* [Required action]:
Scan the material below and copy every line holding the word "JSON".

++++ Excerpted data

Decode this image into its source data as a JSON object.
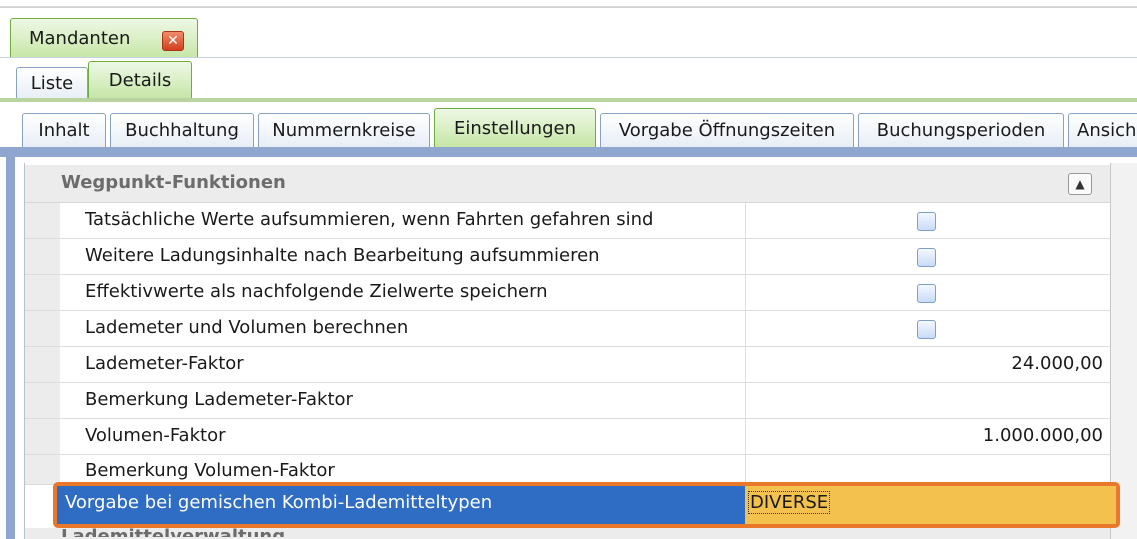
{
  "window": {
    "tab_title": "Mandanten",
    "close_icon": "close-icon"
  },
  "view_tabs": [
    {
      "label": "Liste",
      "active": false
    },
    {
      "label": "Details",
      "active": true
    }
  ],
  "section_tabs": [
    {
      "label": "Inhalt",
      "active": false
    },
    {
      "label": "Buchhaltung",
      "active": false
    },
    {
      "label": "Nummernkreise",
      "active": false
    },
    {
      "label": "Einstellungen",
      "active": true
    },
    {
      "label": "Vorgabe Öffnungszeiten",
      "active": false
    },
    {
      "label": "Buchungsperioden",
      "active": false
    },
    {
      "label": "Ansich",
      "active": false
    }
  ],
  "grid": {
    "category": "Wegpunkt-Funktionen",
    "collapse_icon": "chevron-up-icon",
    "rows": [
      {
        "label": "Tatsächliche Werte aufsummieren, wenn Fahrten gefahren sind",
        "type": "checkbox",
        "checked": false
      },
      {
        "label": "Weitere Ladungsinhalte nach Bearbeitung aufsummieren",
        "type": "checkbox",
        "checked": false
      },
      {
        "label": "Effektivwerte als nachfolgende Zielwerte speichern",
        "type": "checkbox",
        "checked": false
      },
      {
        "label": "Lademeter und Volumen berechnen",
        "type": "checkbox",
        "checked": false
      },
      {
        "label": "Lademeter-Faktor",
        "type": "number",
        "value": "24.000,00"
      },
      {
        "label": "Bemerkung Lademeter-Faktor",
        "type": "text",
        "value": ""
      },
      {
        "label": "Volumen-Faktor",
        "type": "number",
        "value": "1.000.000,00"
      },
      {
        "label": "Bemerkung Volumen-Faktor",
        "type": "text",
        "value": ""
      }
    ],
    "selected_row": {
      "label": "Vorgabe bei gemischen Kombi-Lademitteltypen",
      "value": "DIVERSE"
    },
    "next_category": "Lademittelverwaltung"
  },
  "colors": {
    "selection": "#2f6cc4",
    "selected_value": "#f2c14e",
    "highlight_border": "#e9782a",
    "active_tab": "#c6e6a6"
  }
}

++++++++
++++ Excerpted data

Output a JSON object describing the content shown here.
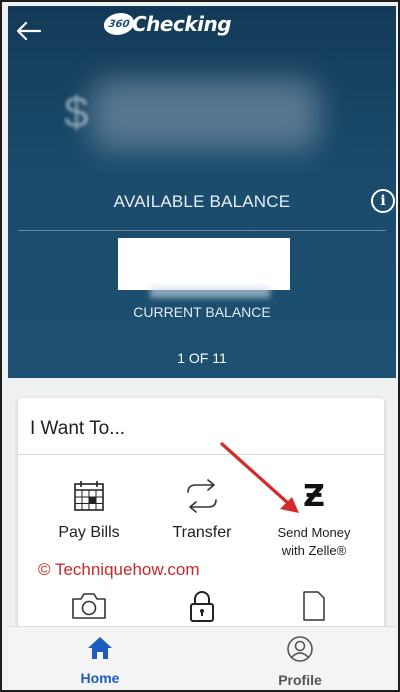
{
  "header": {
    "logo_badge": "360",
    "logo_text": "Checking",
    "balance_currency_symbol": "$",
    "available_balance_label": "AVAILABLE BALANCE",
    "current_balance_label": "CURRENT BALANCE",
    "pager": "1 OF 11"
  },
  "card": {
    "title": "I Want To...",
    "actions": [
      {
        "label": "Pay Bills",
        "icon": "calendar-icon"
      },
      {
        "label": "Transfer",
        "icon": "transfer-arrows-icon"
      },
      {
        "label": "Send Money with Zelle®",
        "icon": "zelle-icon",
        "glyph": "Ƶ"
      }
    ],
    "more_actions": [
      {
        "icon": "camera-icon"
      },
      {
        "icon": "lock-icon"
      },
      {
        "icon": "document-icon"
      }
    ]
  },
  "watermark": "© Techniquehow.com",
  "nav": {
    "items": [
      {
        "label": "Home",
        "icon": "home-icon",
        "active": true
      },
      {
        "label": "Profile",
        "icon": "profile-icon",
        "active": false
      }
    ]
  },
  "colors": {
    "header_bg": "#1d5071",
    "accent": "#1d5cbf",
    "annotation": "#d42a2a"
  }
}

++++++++

* [Answer to this problem]:
Decode this image into its source data as a JSON object.
Output a JSON object describing the content shown here.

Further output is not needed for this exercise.